Not that it’s a pot of gold at the end of a rainbow, but some good news did come about shortly after the game. According to sources, the Redskins reached out to former tight end Chris Cooley and the franchise-leader for receptions by a tight end is set to rejoin the team on Monday. Barring any surprise snags, a deal should be ironed out by Tuesday.
I’m not entirely sure what to make of the Cooley move. As a fan, I’m excited to have the guy back because he was enjoyable to watch and left a lot on the field. He’s familiar with the offense, he’s instantly the Redskins’ best blocker at the position, and he’s a good boost in the locker room.
On the other hand, I know that Cooley isn’t Fred Davis. Not as a playmaker. And I’m disappointed to see Davis go down after developing what looked to be a very nice relationship with his quarterback as he worked to earn the respect of his teammates.
6. The schedule doesn’t get any easier — and neither does accepting Pierre Garcon’s injury
Although a win on Sunday would’ve placed the Redskins atop the NFC East division, there’s no need to beat themselves up about it. The division is still very much up for grabs and being tied with two others in a four-team division is hardly an accomplishment.
The important thing to note is that the Redskins’ schedule only gets harder from here.

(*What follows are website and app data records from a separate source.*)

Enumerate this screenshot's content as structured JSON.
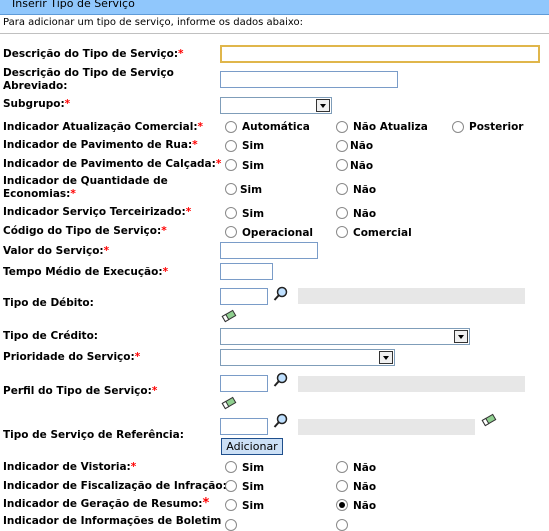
{
  "header": {
    "title": "Inserir Tipo de Serviço",
    "subtitle": "Para adicionar um tipo de serviço, informe os dados abaixo:"
  },
  "fields": {
    "descricao": "Descrição do Tipo de Serviço:",
    "descricao_abrev_1": "Descrição do Tipo de Serviço",
    "descricao_abrev_2": "Abreviado:",
    "subgrupo": "Subgrupo:",
    "ind_atualizacao": "Indicador Atualização Comercial:",
    "ind_pav_rua": "Indicador de Pavimento de Rua:",
    "ind_pav_calcada": "Indicador de Pavimento de Calçada:",
    "ind_qtd_1": "Indicador de Quantidade de",
    "ind_qtd_2": "Economias:",
    "ind_terceirizado": "Indicador Serviço Terceirizado:",
    "codigo_tipo": "Código do Tipo de Serviço:",
    "valor": "Valor do Serviço:",
    "tempo_medio": "Tempo Médio de Execução:",
    "tipo_debito": "Tipo de Débito:",
    "tipo_credito": "Tipo de Crédito:",
    "prioridade": "Prioridade do Serviço:",
    "perfil": "Perfil do Tipo de Serviço:",
    "tipo_referencia": "Tipo de Serviço de Referência:",
    "ind_vistoria": "Indicador de Vistoria:",
    "ind_fiscalizacao": "Indicador de Fiscalização de Infração:",
    "ind_geracao": "Indicador de Geração de Resumo:",
    "ind_boletim": "Indicador de Informações de Boletim"
  },
  "required_mark": "*",
  "options": {
    "automatica": "Automática",
    "nao_atualiza": "Não Atualiza",
    "posterior": "Posterior",
    "sim": "Sim",
    "nao": "Não",
    "operacional": "Operacional",
    "comercial": "Comercial"
  },
  "buttons": {
    "adicionar": "Adicionar"
  },
  "state": {
    "ind_geracao_selected": "Não"
  }
}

In addition to another game against the defending Super Bowl champs (this time at home), the Redskins also play the Cowgirls twice, the Eagles twice, the Ravens, and the Steelers next week at Heinz Field.
One thing the Redskins can’t count on for those upcoming games is a healthy Pierre Garcon. Sunday’s loss against the Giants was another week in which the Redskins were without their biggest ($$$) free agent addition and the offense continues to lack a key dimension.
Not that the play from Josh Morgan and Leonard Hankerson hasn’t been decent, but it’s not to the tune of Pierre Garcon. The whole reason the Redskins went out and paid top-dollar for this guy was to pose a vertical threat capable of taking the top off of defenses. And right now, the Redskins are stuck handing those duties to either Hankerson or second-year man Aldrick Robinson. It’s clearly not the same.
From what I’ve heard, it could take up to four more weeks before Garcon is back to full strength. And ever since Mike Shanahan referred to the receiver’s status as a “pain tolerance issue”, I’ve been pretty harsh on Garcon. But according to reports, Garcon has a torn tendon in his foot. So I guess an apology is due at some point or another.
As great as the offense has been this season, the Redskins need Pierre Garcon.